--- Supplied data Enclosed Below ---
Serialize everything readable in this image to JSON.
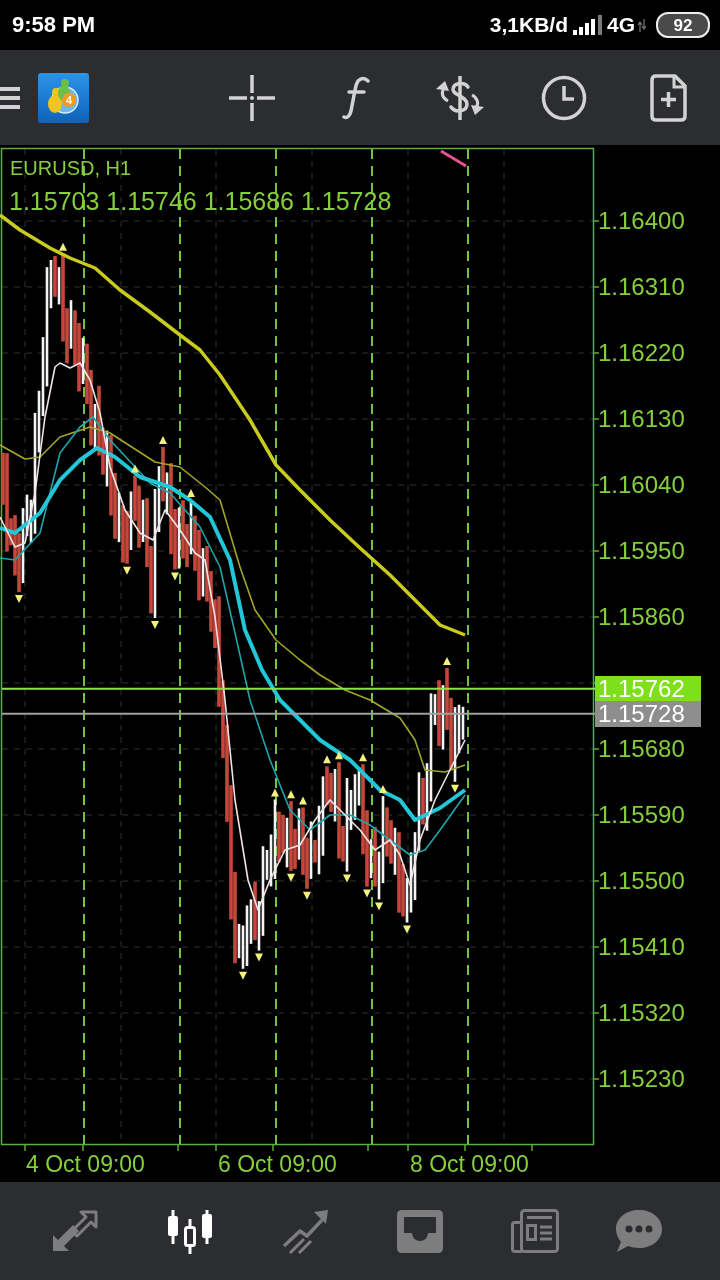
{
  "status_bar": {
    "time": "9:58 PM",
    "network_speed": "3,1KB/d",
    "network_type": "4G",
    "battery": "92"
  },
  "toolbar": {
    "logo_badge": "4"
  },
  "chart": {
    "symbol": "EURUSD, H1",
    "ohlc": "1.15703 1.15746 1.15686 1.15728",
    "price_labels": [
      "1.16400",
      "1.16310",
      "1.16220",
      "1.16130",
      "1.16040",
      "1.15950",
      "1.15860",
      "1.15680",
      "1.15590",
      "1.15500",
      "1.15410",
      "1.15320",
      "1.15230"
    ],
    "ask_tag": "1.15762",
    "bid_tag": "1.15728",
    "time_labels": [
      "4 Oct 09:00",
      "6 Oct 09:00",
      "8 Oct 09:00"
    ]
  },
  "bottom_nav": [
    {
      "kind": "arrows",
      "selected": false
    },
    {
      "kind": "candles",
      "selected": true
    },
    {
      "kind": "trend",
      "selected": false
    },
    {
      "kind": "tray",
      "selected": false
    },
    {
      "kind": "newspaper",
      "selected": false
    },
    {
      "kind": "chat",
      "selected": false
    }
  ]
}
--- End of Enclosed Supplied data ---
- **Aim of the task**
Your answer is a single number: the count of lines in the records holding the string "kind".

- **Result**
6